Data for analysis START

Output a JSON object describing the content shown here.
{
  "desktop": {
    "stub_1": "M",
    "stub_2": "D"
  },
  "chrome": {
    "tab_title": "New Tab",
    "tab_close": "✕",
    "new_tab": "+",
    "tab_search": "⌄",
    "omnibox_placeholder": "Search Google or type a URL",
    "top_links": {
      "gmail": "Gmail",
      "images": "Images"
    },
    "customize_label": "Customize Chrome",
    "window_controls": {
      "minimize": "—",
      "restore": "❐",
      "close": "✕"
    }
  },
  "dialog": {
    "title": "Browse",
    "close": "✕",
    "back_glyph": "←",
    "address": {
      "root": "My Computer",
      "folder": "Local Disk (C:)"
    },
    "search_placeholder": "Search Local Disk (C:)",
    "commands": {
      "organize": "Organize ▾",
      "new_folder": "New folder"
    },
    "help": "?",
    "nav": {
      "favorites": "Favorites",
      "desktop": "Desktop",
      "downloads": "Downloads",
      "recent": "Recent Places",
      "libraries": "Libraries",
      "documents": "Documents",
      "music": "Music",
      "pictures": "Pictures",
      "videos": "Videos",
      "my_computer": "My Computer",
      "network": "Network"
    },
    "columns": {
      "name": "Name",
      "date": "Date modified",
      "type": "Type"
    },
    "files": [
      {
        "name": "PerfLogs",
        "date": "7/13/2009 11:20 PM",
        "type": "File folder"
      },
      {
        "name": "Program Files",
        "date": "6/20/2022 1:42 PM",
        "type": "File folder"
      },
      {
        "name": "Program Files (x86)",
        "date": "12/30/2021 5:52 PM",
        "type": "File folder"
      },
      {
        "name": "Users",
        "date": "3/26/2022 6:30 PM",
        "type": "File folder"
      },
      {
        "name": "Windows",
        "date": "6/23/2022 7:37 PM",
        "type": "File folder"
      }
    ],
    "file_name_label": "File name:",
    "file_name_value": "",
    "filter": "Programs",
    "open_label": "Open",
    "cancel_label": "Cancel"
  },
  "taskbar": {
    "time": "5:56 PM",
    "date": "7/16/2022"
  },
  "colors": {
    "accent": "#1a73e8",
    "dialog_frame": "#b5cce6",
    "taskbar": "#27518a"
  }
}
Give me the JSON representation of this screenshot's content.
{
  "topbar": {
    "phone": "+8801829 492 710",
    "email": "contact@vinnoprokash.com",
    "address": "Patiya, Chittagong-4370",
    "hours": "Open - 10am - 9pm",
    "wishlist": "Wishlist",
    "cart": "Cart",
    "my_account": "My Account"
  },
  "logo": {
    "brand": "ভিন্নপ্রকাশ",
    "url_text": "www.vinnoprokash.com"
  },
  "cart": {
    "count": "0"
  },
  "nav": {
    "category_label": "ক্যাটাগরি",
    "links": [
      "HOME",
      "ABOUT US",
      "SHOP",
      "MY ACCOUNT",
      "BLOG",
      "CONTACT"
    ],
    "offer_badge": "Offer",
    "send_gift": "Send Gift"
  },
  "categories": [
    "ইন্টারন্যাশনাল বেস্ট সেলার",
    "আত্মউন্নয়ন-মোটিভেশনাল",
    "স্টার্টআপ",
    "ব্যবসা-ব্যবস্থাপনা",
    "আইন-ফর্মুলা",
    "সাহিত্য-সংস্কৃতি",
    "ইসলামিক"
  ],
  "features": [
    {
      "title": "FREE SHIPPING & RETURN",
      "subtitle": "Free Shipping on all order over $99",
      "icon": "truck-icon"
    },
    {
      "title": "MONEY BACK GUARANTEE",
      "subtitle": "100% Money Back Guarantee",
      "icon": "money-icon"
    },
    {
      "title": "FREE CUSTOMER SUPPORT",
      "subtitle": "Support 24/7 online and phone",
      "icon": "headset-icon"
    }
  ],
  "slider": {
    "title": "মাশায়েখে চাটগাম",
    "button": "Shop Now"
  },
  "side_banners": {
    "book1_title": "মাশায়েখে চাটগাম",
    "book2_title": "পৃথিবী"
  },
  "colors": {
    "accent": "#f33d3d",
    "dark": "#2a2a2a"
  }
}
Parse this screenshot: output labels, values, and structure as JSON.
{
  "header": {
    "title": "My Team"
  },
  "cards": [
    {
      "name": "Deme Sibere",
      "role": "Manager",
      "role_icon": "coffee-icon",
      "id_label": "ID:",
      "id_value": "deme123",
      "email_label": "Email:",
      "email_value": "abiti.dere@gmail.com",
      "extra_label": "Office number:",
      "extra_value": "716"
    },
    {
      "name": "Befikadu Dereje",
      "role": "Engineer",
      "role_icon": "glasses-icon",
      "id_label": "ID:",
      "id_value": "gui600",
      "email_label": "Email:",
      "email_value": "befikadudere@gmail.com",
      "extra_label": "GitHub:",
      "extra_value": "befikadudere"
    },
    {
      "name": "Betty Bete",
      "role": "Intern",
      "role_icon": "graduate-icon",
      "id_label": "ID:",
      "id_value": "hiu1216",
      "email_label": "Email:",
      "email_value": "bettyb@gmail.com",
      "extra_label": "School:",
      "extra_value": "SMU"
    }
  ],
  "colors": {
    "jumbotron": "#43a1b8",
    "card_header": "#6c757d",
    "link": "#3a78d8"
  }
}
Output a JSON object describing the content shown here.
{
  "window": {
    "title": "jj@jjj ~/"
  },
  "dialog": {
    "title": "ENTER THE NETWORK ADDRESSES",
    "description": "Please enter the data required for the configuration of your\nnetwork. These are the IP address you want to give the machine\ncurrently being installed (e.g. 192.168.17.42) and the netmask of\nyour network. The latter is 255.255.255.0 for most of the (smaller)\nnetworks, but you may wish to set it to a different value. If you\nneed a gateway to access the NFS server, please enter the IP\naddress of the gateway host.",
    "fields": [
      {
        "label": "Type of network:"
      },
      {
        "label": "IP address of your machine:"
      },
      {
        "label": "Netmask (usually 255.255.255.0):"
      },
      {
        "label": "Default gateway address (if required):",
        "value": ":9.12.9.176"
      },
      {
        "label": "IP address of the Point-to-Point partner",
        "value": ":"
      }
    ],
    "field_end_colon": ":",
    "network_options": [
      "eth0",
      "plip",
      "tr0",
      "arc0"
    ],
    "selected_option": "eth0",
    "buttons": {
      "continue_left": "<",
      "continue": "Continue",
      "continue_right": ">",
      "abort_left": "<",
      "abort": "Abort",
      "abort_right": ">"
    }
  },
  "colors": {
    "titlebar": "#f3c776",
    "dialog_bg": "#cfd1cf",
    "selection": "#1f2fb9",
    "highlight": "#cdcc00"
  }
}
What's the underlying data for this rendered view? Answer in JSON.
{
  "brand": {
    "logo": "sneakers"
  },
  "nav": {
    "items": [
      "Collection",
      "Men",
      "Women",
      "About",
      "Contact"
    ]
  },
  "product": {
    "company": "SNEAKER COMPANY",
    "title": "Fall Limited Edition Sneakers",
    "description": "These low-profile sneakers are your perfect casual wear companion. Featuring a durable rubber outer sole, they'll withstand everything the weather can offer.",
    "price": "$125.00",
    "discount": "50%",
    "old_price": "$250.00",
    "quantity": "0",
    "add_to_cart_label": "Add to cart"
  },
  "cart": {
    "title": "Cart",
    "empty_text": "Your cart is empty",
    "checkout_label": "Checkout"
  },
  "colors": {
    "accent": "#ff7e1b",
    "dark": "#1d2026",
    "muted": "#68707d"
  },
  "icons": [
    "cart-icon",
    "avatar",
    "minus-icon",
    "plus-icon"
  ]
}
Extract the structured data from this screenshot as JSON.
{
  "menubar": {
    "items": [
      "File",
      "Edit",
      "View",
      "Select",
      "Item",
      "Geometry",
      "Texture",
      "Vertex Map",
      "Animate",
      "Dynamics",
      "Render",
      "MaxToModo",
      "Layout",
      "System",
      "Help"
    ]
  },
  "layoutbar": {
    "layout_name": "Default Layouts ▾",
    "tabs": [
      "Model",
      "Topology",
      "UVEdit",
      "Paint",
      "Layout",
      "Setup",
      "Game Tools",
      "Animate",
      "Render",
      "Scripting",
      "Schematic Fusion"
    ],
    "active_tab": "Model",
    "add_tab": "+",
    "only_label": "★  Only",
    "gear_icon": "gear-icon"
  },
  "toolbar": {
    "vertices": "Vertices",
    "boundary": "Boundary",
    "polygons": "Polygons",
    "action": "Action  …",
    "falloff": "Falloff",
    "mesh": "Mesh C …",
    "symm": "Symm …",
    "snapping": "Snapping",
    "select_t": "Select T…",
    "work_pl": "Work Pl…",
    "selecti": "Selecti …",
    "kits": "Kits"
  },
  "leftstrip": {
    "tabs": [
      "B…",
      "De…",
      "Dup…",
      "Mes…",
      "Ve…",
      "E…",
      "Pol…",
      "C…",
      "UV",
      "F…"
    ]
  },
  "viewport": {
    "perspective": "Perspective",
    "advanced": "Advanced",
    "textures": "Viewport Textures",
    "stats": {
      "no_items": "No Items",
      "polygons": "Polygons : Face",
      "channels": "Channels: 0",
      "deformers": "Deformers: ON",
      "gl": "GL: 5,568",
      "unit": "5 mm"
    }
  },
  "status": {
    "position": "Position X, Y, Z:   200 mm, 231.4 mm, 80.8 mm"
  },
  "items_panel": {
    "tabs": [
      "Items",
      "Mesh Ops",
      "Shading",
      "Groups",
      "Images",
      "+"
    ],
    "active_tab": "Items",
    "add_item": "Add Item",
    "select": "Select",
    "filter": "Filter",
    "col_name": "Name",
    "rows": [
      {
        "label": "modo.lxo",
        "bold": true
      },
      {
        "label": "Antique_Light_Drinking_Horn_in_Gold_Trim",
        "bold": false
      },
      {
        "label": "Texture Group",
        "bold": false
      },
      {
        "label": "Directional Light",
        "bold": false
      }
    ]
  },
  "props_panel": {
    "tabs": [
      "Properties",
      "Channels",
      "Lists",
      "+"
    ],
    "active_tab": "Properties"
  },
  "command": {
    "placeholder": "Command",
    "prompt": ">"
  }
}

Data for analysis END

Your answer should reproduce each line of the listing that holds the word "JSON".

Output a JSON object describing the content shown here.
Give me the JSON representation of this screenshot's content.
Parse this screenshot: output labels, values, and structure as JSON.
Output a JSON object describing the content shown here.
What's the underlying data for this rendered view? Answer in JSON.
Extract the structured data from this screenshot as JSON.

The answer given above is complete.